Saturday, March 22, 2008

HOLIday

I've always been one of those kids who hide in their mum's dupatta whenever the doorbell rings on Holi, when enthusiastic kids half my height wait eagerly to test their new pichkaris, with me as guinea pig.

I've never been able to understand the purpose behind discolouring beautiful people and transforming them into cartoon characters. Well, my experiences with Holi have always been bad. If not bad bad, they've been humiliating for me, and humourous for most others. And how can I forget that fateful Holi three years ago, a few days before I entered class 6th....

I was merrily hopping to the market, after making sure the coast was clear and not a single pichkari with world destroying capabilities was within the radius of 10 metres. But how was I to know there was an evil plan being hatched on the roof? The next moment, I stood drenched in the red and watery contents of a huge balti, with evil laughs resounding in my ears....

The same day, our over-enthusiastic neighbour dabbed a suspicious-looking blue powder all over my face. Although it washed off, it left me itching all day long, and the skin around my right eye turned an ugly blue-black. I tell you, never trust your neighbour. Especially on Holi.

So when I attended my first day of class 6th, not only were my arms and legs dyed red, I had a huge black patch around my eye. One kid actually had the cheek to ask whether I had gone boxing with my ferocious SST teacher, and she had boxed my eye or something...

Naturally, I'd come to dread Holi, and became a patient of Holiphobia. I migrated from behind the curtains and started hiding under the bed. I would hate the sound of Amitabh Bacchan stretching his vocal chords on Rang Barse. I would wear brand new clothes and think this would sensitize people not to spoil the attire of a poor ol' soul. I was even honoured with the distinction of being the one and only Delhite who hated Holi. (Sheesh, atleast I was honoured with something!)

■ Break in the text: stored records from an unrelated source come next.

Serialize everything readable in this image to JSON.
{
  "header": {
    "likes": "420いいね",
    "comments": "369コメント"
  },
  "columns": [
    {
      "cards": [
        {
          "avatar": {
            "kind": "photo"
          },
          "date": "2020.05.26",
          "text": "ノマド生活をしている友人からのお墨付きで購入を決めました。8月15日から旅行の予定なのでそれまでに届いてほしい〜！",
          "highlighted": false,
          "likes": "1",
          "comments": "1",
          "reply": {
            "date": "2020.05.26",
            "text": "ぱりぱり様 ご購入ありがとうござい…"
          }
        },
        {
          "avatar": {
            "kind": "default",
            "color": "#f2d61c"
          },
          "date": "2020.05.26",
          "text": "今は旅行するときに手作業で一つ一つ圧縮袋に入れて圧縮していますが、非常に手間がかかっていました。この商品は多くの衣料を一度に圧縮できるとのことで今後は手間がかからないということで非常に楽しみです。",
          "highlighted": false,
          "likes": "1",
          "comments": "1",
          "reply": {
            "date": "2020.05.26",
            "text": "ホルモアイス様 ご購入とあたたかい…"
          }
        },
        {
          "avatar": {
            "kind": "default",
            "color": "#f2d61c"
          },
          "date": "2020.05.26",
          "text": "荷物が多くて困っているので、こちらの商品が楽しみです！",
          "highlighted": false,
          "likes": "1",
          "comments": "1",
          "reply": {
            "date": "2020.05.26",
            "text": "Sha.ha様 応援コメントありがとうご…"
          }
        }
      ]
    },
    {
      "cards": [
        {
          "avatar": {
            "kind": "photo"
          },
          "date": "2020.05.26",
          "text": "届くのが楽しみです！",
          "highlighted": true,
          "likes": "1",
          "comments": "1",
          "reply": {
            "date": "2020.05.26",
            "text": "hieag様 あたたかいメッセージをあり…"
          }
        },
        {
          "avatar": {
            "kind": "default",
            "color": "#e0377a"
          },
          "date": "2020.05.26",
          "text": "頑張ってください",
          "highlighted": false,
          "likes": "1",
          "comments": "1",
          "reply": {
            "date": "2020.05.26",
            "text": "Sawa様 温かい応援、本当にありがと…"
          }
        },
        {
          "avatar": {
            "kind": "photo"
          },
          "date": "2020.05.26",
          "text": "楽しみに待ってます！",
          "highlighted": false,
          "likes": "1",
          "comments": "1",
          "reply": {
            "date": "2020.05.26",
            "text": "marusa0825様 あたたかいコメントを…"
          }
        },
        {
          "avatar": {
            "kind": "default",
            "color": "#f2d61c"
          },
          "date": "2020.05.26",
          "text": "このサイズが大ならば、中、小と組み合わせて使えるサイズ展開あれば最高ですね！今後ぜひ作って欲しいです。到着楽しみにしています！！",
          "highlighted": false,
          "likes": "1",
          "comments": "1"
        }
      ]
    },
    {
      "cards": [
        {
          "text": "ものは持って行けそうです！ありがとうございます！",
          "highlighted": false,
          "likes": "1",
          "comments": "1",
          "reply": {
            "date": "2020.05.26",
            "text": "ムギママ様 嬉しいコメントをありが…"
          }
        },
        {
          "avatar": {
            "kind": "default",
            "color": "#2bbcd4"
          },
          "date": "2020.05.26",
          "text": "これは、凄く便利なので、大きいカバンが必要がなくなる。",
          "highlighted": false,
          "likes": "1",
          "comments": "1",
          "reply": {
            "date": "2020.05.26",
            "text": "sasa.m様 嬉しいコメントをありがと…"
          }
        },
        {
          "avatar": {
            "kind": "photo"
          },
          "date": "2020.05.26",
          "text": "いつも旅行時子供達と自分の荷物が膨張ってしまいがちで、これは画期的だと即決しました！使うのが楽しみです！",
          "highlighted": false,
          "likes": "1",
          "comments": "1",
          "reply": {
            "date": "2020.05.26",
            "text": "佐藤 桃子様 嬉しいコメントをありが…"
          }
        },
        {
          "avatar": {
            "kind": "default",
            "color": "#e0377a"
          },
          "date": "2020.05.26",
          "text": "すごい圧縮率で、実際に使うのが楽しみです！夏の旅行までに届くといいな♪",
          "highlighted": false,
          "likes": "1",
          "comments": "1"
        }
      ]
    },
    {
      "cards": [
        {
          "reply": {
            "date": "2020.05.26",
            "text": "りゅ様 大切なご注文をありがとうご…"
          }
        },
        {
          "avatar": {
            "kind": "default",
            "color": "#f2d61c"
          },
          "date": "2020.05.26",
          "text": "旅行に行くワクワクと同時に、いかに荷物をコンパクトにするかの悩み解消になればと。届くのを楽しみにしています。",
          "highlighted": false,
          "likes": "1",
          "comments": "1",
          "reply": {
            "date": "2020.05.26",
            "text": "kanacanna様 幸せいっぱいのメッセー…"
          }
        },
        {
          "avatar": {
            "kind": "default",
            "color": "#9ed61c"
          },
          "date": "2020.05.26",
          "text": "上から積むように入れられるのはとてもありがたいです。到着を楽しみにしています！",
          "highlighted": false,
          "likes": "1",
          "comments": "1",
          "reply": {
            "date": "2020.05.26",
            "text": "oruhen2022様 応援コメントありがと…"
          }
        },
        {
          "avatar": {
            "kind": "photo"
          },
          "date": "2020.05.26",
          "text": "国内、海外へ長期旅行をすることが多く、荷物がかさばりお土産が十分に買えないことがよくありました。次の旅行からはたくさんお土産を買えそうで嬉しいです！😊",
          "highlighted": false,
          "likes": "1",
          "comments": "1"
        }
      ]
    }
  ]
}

But this Holi, fate had other plans. I was to be pushed out of the house by my mum and told not to return until every toenail looked colourful. My mum, the same mum, who had once guarded me against all Holi players, said this to me. Dad added fuel to the fire, saying he'd call an ambulance in advance, lest I came back with my mouth filled with toxic colours or something. I felt betrayed. And hurt.

But not wanting to argue, I proceeded cautiously down the road with a packet of herbal colours. I had oiled my hair nicely, so much so my mum could have cooked aloo paranthas with the oil dripping from it. I met my friends from school at the gate, who seemed to have bathed in a rainbow, and hesitantly offered my cheek for a dab of colour. I checked if they too used herbal colours, and constantly reminded them to stop reaching for my eyes, as colours can actually make a person blind. As time passed, I became used to balloons suddenly exploding in my hair and powder going into my mouth and eyes. (Don't worry, nothing happened. I can still see the monitor and the keyboard.) And I hate to admit this, but I soon began to enjoy myself and became a part of all the craziness....

You wouldn't believe this, but I was totally drenched and hardly recognizable. Even my teeth were reddish in colour. I bet I resembled those maths teachers at school, who dabbed lipstick in a hurry during the recess, and came to class with red lipstick sticking to their teeth. When I reached home, my mum screamed and called my dad, claiming there was a hooligan at the door. It took an entire 10 minutes to persuade her that it was me, her lovable daughter, to gain an entry into the house. Then began the rigorous task of removing the colours in the washroom. I scrubbed myself with a pumice stone, till the time my skin threatened to peel off. But I came out with no significant improvement, and reminiscent of that 'fateful' Holi three years ago....

I would love to show you guys my picture and make you understand the severity of my problem, but I don't want an increase in the number of heart patients in our already over-burdened hospitals.

I was later told by my dear friend that the colours she used were 20% stronger and long lasting, to retain the after effects of Holi for a long time. To add to my troubles, my exam results are to be declared the day after tomorrow, and I don't want nasty teachers laughing and scolding me simultaneously. Worse, what if they start giving me cosmetic tips in front of the entire class? Or what if the kindergarden kids start laughing at me?
Oh no, oh no....God, I know Holi goes on for days in heaven, but pleaseeee, step down to earth and HELP ME OUT!

in great trauma,
jan

1 comment:

asit dhal said...

i would like add few points.....never trust ur neighbors and ur friends on holi...